We’ve seen this game before. I’m not only referring to a low-scoring home win over the Avalanche – in the six home games during Los Angeles’ nine-game point streak against Colorado, a combined total of 3.7 goals per game have been averaged between the two teams in the run of play – but in that the Kings heavily outplayed their opponent, dominated territorially, played with a strong pace and won a narrow, one-goal game. Sunday’s game hardly seemed in doubt, despite late Avalanche opportunities with the man advantage, which included a solid 5-on-3 L.A. kill that included key saves and covers by Jonathan Quick and strong defensive zone positioning. Personnel may change and circumstances evolve, but there was a steely calmness in the Kings’ third period play, even as 28-year-old Alec Martinez was the eldest of the four defensemen who logged over 20 minutes in the win. Stick taps go out to Brayden McNabb (24 years old) and Jake Muzzin (26 years old) for their defensive performances; though Carl Soderberg’s pass on the Avalanche goal got through McNabb’s legs to Matt Duchene, both he and Muzzin played well while the puck was in the Kings’ zone. Los Angeles won only 13 of 37 one-goal games last season, but thus far they’re 2-0-0 in 2015-16. One has the feeling that there will be many more games like last night’s in the upcoming season.
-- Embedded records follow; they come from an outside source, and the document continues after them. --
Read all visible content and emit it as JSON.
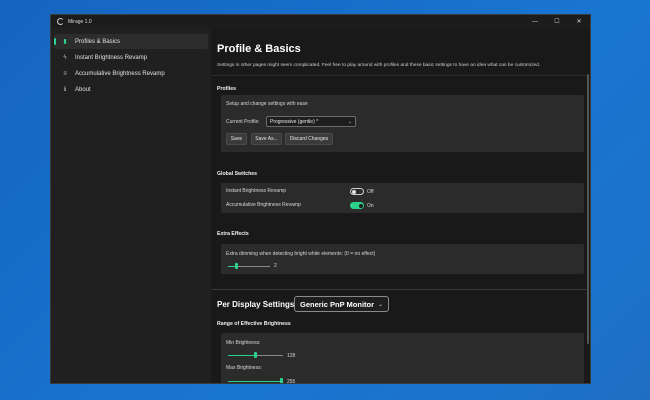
{
  "window": {
    "title": "Mirage 1.0"
  },
  "controls": {
    "minimize": "—",
    "maximize": "☐",
    "close": "✕"
  },
  "sidebar": {
    "items": [
      {
        "label": "Profiles & Basics",
        "icon": "bookmark-icon",
        "glyph": "▮",
        "active": true
      },
      {
        "label": "Instant Brightness Revamp",
        "icon": "bolt-icon",
        "glyph": "ϟ",
        "active": false
      },
      {
        "label": "Accumulative Brightness Revamp",
        "icon": "layers-icon",
        "glyph": "≡",
        "active": false
      },
      {
        "label": "About",
        "icon": "info-icon",
        "glyph": "ℹ",
        "active": false
      }
    ]
  },
  "page": {
    "title": "Profile & Basics",
    "description": "Settings in other pages might seem complicated. Feel free to play around with profiles and these basic settings to have an idea what can be customized."
  },
  "profiles": {
    "section_title": "Profiles",
    "subtitle": "Setup and change settings with ease",
    "current_label": "Current Profile:",
    "current_value": "Progressive (gentle) *",
    "save": "Save",
    "save_as": "Save As...",
    "discard": "Discard Changes"
  },
  "global_switches": {
    "section_title": "Global Switches",
    "instant_label": "Instant Brightness Revamp",
    "instant_state": "Off",
    "accumulative_label": "Accumulative Brightness Revamp",
    "accumulative_state": "On"
  },
  "extra_effects": {
    "section_title": "Extra Effects",
    "dimming_label": "Extra dimming when detecting bright white elements: (0 = no effect)",
    "dimming_value": "2",
    "dimming_fraction": 0.2
  },
  "per_display": {
    "label": "Per Display Settings:",
    "monitor": "Generic PnP Monitor"
  },
  "range": {
    "section_title": "Range of Effective Brightness",
    "min_label": "Min Brightness:",
    "min_value": "128",
    "min_fraction": 0.5,
    "max_label": "Max Brightness:",
    "max_value": "255",
    "max_fraction": 1.0
  },
  "colors": {
    "accent": "#2bd18b",
    "desktop": "#1565c0"
  }
}
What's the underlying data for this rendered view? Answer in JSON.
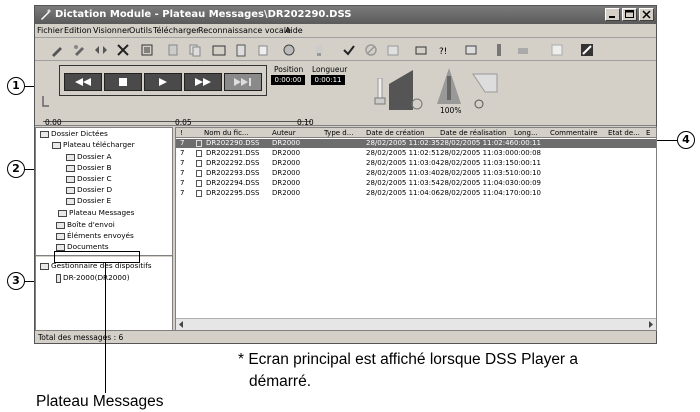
{
  "window": {
    "title": "Dictation Module - Plateau Messages\\DR202290.DSS"
  },
  "menu": [
    "Fichier",
    "Edition",
    "Visionner",
    "Outils",
    "Télécharger",
    "Reconnaissance vocale",
    "Aide"
  ],
  "toolbar_icons": [
    "new-dictation-icon",
    "edit-icon",
    "insert-icon",
    "delete-icon",
    "properties-icon",
    "cut-icon",
    "copy-icon",
    "open-folder-icon",
    "paste-icon",
    "attach-icon",
    "author-icon",
    "tools-icon",
    "check-icon",
    "cancel-icon",
    "archive-icon",
    "settings-icon",
    "dictionary-icon",
    "sync-icon",
    "download-icon",
    "upload-icon",
    "send-icon",
    "recognize-icon"
  ],
  "transport": {
    "buttons": [
      "rewind",
      "stop",
      "play",
      "fast-forward",
      "end"
    ],
    "position_label": "Position",
    "position_value": "0:00:00",
    "length_label": "Longueur",
    "length_value": "0:00:11",
    "speed_label": "100%",
    "ruler_labels": [
      "0.00",
      "0.05",
      "0.10"
    ]
  },
  "folders": {
    "root": "Dossier Dictées",
    "download_tray": "Plateau télécharger",
    "subfolders": [
      "Dossier A",
      "Dossier B",
      "Dossier C",
      "Dossier D",
      "Dossier E"
    ],
    "message_tray": "Plateau Messages",
    "outbox": "Boîte d'envoi",
    "sent": "Éléments envoyés",
    "documents": "Documents"
  },
  "devices": {
    "root": "Gestionnaire des dispositifs",
    "device": "DR-2000(DR2000)"
  },
  "list": {
    "columns": [
      "!",
      "Nom du fic...",
      "Auteur",
      "Type d...",
      "Date de création",
      "Date de réalisation",
      "Long...",
      "Commentaire",
      "Etat de...",
      "E"
    ],
    "rows": [
      [
        "7",
        "DR202290.DSS",
        "DR2000",
        "",
        "28/02/2005 11:02:35",
        "28/02/2005 11:02:46",
        "0:00:11"
      ],
      [
        "7",
        "DR202291.DSS",
        "DR2000",
        "",
        "28/02/2005 11:02:51",
        "28/02/2005 11:03:00",
        "0:00:08"
      ],
      [
        "7",
        "DR202292.DSS",
        "DR2000",
        "",
        "28/02/2005 11:03:04",
        "28/02/2005 11:03:15",
        "0:00:11"
      ],
      [
        "7",
        "DR202293.DSS",
        "DR2000",
        "",
        "28/02/2005 11:03:40",
        "28/02/2005 11:03:51",
        "0:00:10"
      ],
      [
        "7",
        "DR202294.DSS",
        "DR2000",
        "",
        "28/02/2005 11:03:54",
        "28/02/2005 11:04:03",
        "0:00:09"
      ],
      [
        "7",
        "DR202295.DSS",
        "DR2000",
        "",
        "28/02/2005 11:04:06",
        "28/02/2005 11:04:17",
        "0:00:10"
      ]
    ]
  },
  "status": "Total des messages : 6",
  "callouts": [
    "1",
    "2",
    "3",
    "4"
  ],
  "note_line1": "* Ecran principal est affiché lorsque DSS Player a",
  "note_line2": "démarré.",
  "bottom_label": "Plateau Messages"
}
The two fights at the 2:44 mark of the second period had an interesting and significant effect on the game. Between the end of the first period and the beginning of the second, the Kings were really beginning to settle into their game and began to break away from the Avalanche possession-wise, and looking to stem the tide, Cody McLeod and Jack Skille attempted to inject some energy into the visitors’ attack as they maintained some zone time against Andy Andreoff’s line, which had been very effective to that point. Credit Derek Forbort for issuing an effective hit on Skille during some invigorated jostling behind L.A.’s net as McLeod then took two extra whacks at a puck that Jonathan Quick had covered, drawing the ire of the five Kings on the ice, particularly Christian Ehrhoff and Jordan Nolan. The acrimony between Nolan and Skille reached a boiling point, which wasn’t good for Skille, and then Andreoff became squared away with McLeod as both earned fighting majors and game misconducts for forming a second fight during a stoppage. Andreoff fared well against a player who has more penalty minutes and fighting majors than any other player in Avalanche history and removed one of Colorado’s alternate captains from the game, but up to that point, his line had been effective in generating energy and playing deep in the attacking zone (Andreoff had been a +7 in shot attempt differential during his 4:14 of action). After that episode, both Nolan and Clifford only saw three additional shifts in the game, according to information available at Nullisecond.us.
If the biggest knock on Tyler Toffoli is his skating, then the Kings have themselves an awfully good hockey player (not that you didn’t already know that). We’ve seen moves similar to his Sunday breakaway goal before; in a shorthanded break during last year’s overtime loss at Philadelphia, he was afforded enough time to calm down a rolling puck before going backhand-forehand and sniping high over Ray Emery’s glove. He didn’t have nearly as much time against Colorado, and was forced to execute a backhand-forehand-backhand-forehand move at top speed and with Francois Beauchemin careening down on him. He set himself up on the play by using his 200-foot instincts to intercept a telegraphed Erik Johnson giveaway (Beauchemin had been tapping his stick on the ice, calling for a pass), and the rest of the play turned into a boat race. There won’t be as many shootouts this season – and goalies are more set during shootouts than they are during in-game breakaways – but it seems safe to assume that Toffoli will get opportunities once 65 minutes of play have elapsed.